  • RAM, 32 MB to 4 GB. The kernel's automatic memory sizing feature detects and configures RAM size. The kernel and OEM adaptation layer (OAL) can address RAM up to 4 GB, but because the Peripheral Component Interconnect (PCI) bus occupies part of the high address space, slightly less than 4 GB is actually usable in a CEPC. You will need more memory for a debug version of your OS design than for the retail version. You can constrain how much memory an OS design uses, so you don't have to physically limit the memory to match a product design.
  • A video card that supports Video Electronics Standards Association (VESA) BIOS Extensions 2.0 or VESA BIOS Extensions 3.0. This standard has existed for some time, so these are common cards.
  • A Universal Serial Bus (USB) flash drive or a 3.5-inch floppy disk drive. A USB drive or floppy disk drive is required to read the boot disk.
  • A serial port for debug messages.
  • A second Ethernet, USB, or serial port for the remote connection to Platform Builder. This connection is used to download the run-time image and to perform debugging.

Optional Hardware

You can add whatever additional hardware you want to your CEPC. Some possibilities are:

  • Serial Advanced Technology Attachment (SATA) or Integrated Drive Electronics (IDE) hard disk drive
  • Advanced Technology Attachment Packet Interface (ATAPI) CD drive
  • USB Host Controller
  • USB/PS2 input devices
  • Peripheral Component Interconnect (PCI) audio card
  • Additional Ethernet port

Configuring Hardware

Configuring a CEPC is like configuring the hardware on a PC. Consult the CEPC motherboard documentation or the CEPC motherboard manufacturer's website for information on entering Setup and configuring the BIOS. You can use standard PC references and the documentation for the components as a guide when configuring your CEPC.

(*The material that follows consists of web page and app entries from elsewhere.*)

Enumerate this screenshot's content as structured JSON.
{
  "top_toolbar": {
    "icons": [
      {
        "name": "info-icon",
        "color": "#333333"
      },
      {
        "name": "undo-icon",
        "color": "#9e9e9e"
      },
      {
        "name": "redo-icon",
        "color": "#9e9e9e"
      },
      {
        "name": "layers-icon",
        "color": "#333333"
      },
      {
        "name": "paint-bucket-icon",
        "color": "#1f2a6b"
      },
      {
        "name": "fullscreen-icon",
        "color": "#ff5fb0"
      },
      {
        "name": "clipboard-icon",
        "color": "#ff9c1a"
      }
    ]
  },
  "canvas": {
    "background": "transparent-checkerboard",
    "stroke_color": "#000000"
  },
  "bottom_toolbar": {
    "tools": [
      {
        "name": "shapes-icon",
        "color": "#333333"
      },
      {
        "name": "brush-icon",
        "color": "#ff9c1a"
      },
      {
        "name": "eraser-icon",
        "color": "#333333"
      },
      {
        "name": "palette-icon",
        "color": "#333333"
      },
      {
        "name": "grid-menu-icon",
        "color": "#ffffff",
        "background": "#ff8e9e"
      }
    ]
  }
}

The motherboard and PCI cards are configured in the BIOS automatically or you configure them by using the setup utility. If you use ISA cards, you must manually configure them, and you must verify that none of the PCI cards conflict with the ISA cards.

Serial Ports

The BIOS setup utility configures the serial ports. The default BIOS settings for most motherboards configure the on-board serial port as COM1.

The setup utility refers to the physical serial ports as, for example, Serial Port 1 and Serial Port 2. Assigning a specific IRQ and I/O address to the physical port connects it to the logical communication port in the OS, such as COM1 or COM2. You can configure any serial port to be any available COM port (COM1 through COM4).

The following table shows the configuration and usage for COM1 and COM2. Sboot indicates that the computer downloads messages and images via a serial port. Eboot indicates that the computer downloads messages and images via Ethernet.

Serial Port IRQ IO Address Usage




Sboot or eboot debug messages




Sboot remote connection to Platform Builder

Sboot and eboot are not interrupt-driven, so the IRQ setting is irrelevant to them.

The standard configuration of a CEPC uses a serial port as the standard debug port and an Ethernet port for downloading and debugging.

Configuring Ethernet Ports

You can use any PCI or ISA Ethernet adapter that is NE2000, SMC9000, or RTL8139 compatible. The boot disk and board support package (BSP) images are configured by default for CEPCs with a single PCI Ethernet port. If you have multiple ports, the Ethernet bootloader (eboot) uses the port with the lowest IRQ for the remote connection to Platform Builder.

Because the Ethernet drivers that are used for downloading run-time images and the kernel independent transport layer (KITL) do not always support interrupt sharing, be sure that the Ethernet port has its own IRQ.

If you use ISA Ethernet adapters, you must edit the Autoexec.bat file on the boot disk and create a new bootloader that is configured for the ISA adapters.

If you have a compatible PCI adapter that the bootloader does not recognize, you can add support for it in the BSP.

Configuring a Video Card

You can use any PCI or AGP video card that supports the VESA 2.0 or VESA 3.0 standard. The only configuration that you must do is to choose a video mode when you run the bootloader.

The boot disk contains a program, Vesatest.exe, which will test the video card and display the video modes that it supports.

See Also


x86 BSPs